For every line below that includes the word "title", add one; report the final number and nothing else.

Records to process:
-=-=-

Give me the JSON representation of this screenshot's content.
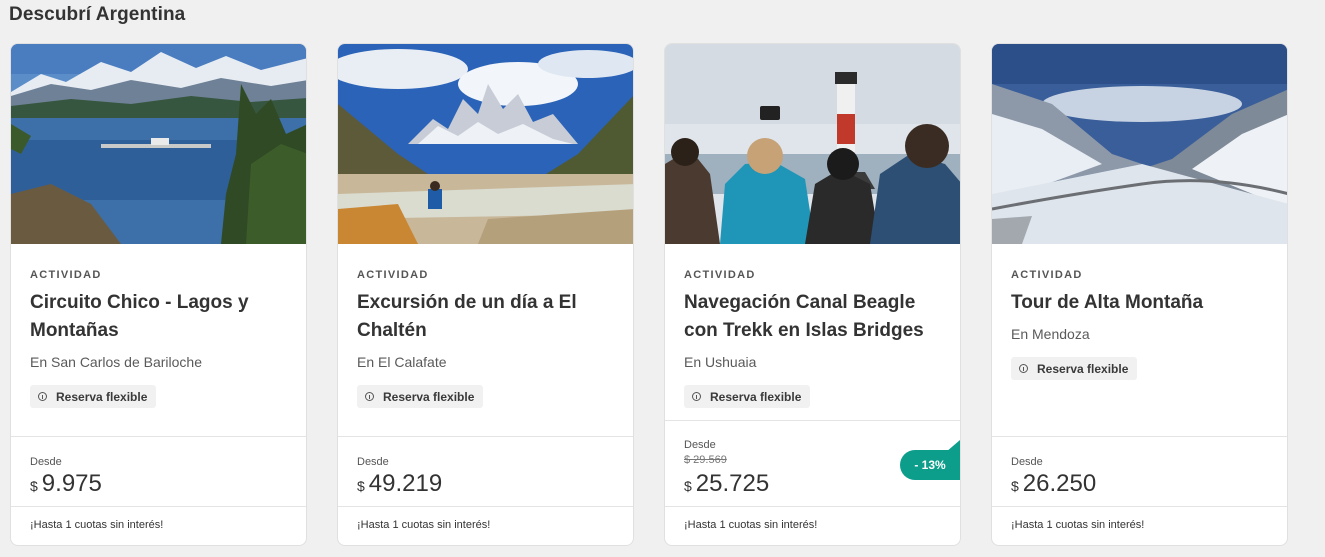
{
  "section": {
    "title": "Descubrí Argentina"
  },
  "cards": [
    {
      "kind": "ACTIVIDAD",
      "title": "Circuito Chico - Lagos y Montañas",
      "location": "En San Carlos de Bariloche",
      "badge": "Reserva flexible",
      "from_label": "Desde",
      "currency": "$",
      "price": "9.975",
      "installments": "¡Hasta 1 cuotas sin interés!"
    },
    {
      "kind": "ACTIVIDAD",
      "title": "Excursión de un día a El Chaltén",
      "location": "En El Calafate",
      "badge": "Reserva flexible",
      "from_label": "Desde",
      "currency": "$",
      "price": "49.219",
      "installments": "¡Hasta 1 cuotas sin interés!"
    },
    {
      "kind": "ACTIVIDAD",
      "title": "Navegación Canal Beagle con Trekk en Islas Bridges",
      "location": "En Ushuaia",
      "badge": "Reserva flexible",
      "from_label": "Desde",
      "old_price": "$ 29.569",
      "currency": "$",
      "price": "25.725",
      "discount": "- 13%",
      "installments": "¡Hasta 1 cuotas sin interés!"
    },
    {
      "kind": "ACTIVIDAD",
      "title": "Tour de Alta Montaña",
      "location": "En Mendoza",
      "badge": "Reserva flexible",
      "from_label": "Desde",
      "currency": "$",
      "price": "26.250",
      "installments": "¡Hasta 1 cuotas sin interés!"
    }
  ],
  "colors": {
    "discount": "#0d9e8b",
    "background": "#f0f0f0"
  },
  "icons": {
    "badge": "info-circle-icon"
  }
}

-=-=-

Exercise result: 5